What was missing, despite what might have been presented by the political party with which he was associated, was information about the impact he made as a minister serving in different government ministries. Randolph Cato in last week’s issue of this paper did attempt to introduce what he called the external dimensions, but admitted that there was so much more to be told.

I was Head of the UWI School of Continuing Studies when he was Minister of Education. I served as Chairman of the Education Advisory Board for a number of years. The Chairman was selected by members of the Committee and I suspect because I was not directly under government control members thought it fit to have someone independent of the Ministry and Government as Chairperson. When the government changed in 2001 the Chairman was then selected by the Minister. I am not sure how much longer the Committee functioned, but cannot remember attending many meetings. One of my responsibilities in the position I held at UWI was to arrange meetings with visiting university persons and the minister. It was always a pleasure to do so because he was always excited to speak to them about plans of his government and of the OECS in the field of education.

One year when I represented what were then called the non-campus territories on the University Council, John attended as a representative of regional governments that contributed to the university. At that particular meeting there was an item on the agenda that was very controversial and was expected to be divisive. To my surprise when it was Horne’s time to speak, the first topic he touched on was the one that was expected to generate some fire, but he handed it so masterfully that when he was finished with his contribution the issue was no longer a divisive one.
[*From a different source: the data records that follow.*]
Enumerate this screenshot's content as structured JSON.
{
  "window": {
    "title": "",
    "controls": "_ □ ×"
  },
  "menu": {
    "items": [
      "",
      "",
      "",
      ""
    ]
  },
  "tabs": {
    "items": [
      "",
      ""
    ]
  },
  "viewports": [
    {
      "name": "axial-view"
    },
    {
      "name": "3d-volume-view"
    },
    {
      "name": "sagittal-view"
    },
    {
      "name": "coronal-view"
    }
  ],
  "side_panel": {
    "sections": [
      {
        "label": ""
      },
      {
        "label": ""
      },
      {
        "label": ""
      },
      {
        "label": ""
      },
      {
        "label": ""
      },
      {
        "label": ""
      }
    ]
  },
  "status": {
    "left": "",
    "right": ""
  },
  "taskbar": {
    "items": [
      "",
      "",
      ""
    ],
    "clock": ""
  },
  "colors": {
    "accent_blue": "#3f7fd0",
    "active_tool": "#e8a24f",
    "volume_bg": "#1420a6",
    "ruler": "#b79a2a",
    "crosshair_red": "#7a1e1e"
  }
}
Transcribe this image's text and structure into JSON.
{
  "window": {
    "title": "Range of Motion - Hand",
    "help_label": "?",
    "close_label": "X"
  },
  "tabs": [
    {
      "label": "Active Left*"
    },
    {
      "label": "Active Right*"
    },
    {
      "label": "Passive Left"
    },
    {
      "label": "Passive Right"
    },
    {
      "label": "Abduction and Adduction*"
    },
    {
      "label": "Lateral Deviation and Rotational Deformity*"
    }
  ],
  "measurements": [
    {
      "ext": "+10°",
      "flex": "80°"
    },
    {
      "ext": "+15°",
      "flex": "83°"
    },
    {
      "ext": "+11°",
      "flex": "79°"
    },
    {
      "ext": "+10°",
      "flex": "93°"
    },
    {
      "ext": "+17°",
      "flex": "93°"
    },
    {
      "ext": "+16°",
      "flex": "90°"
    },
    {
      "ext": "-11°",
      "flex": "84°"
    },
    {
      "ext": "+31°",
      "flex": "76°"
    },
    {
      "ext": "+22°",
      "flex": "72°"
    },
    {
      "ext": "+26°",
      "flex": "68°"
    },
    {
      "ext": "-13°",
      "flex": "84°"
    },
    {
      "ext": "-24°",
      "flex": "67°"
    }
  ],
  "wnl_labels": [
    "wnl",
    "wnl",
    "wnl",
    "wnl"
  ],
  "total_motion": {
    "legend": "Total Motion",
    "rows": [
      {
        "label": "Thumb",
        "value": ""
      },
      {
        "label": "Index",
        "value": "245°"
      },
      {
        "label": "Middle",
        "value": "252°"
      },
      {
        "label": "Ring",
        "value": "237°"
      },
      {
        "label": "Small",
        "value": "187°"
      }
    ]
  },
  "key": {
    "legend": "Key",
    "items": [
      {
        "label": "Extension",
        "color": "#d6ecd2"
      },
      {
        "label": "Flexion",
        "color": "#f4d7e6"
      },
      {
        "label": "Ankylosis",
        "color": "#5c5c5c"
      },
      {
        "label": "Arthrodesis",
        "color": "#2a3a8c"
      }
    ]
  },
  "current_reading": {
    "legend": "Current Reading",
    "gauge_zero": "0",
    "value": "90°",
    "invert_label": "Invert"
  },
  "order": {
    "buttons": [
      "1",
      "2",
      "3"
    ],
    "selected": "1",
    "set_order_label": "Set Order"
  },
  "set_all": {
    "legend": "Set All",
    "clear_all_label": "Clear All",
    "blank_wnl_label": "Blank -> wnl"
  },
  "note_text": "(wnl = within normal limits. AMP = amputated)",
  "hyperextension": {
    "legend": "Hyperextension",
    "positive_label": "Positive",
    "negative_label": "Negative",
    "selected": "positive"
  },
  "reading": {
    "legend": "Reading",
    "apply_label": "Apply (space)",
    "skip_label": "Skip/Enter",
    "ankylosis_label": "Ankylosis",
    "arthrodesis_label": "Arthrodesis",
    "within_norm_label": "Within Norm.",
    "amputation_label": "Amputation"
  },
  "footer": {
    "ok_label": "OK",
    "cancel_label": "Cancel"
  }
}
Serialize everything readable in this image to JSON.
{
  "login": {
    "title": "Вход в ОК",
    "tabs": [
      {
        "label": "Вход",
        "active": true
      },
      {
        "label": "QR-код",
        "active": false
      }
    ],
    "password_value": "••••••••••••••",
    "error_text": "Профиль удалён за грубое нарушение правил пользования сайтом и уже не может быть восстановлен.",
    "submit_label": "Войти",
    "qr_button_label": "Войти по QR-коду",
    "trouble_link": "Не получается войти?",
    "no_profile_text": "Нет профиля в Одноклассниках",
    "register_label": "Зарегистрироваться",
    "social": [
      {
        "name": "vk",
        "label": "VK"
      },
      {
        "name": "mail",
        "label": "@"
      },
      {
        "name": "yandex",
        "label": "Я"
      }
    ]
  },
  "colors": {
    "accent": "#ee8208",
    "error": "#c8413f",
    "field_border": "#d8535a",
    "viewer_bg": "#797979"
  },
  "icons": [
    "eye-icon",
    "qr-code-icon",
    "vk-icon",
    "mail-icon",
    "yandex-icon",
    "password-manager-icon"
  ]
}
As Chairman of the CARICOM Council of Trade and Development he participated and chaired sessions of the ACP trade negotiations at very critical times.

As Randy Cato said, he used “his natural diplomatic and personal skills in dealing with his counterparts and made a success of it”. In fact, I saw a letter sent to him applauding him for the role he played in steering some of the negotiations with which he was involved.

John was very knowledgeable about Kingstown. He had many old photographs and was proud of reminding anyone when Kingstown had quite a number of nightspots which he was pleased to name for them. He also recalled many of the interesting characters around town. John sat on the committee to select national heroes. He had a distinct preference for George McIntosh and once threatened to resign from the committee when he thought that the wishes of the majority of the committee were being disregarded. In fact, I saw a copy of the letter which however was never submitted since things seemed to have been sorted out.

Among all that was said about John his love for people and how he related to them stand out. Two examples come to mind. Basil ‘Bung’ Cato after his return to St. Vincent had been ailing at his residence at Chauncey. He had a scheduled set of doctor appointments. When John heard that he had been irregular in his attendance he took it on to himself to take ‘Bung’ to all future appointments. I remember him once leaving an activity saying that he had to take ‘Bung’ to his doctor’s appointment. There was also the case of a lady from Barrouallie who was approaching her 100th birthday.

John had known her a long time ago but had not been recently in touch. When he got the news, he asked me to take him to Kearton’s where she lived.

In little time John was in full conversation with her and advised the Governor General about the impending milestone. That was John! Today we will say our final Goodbye.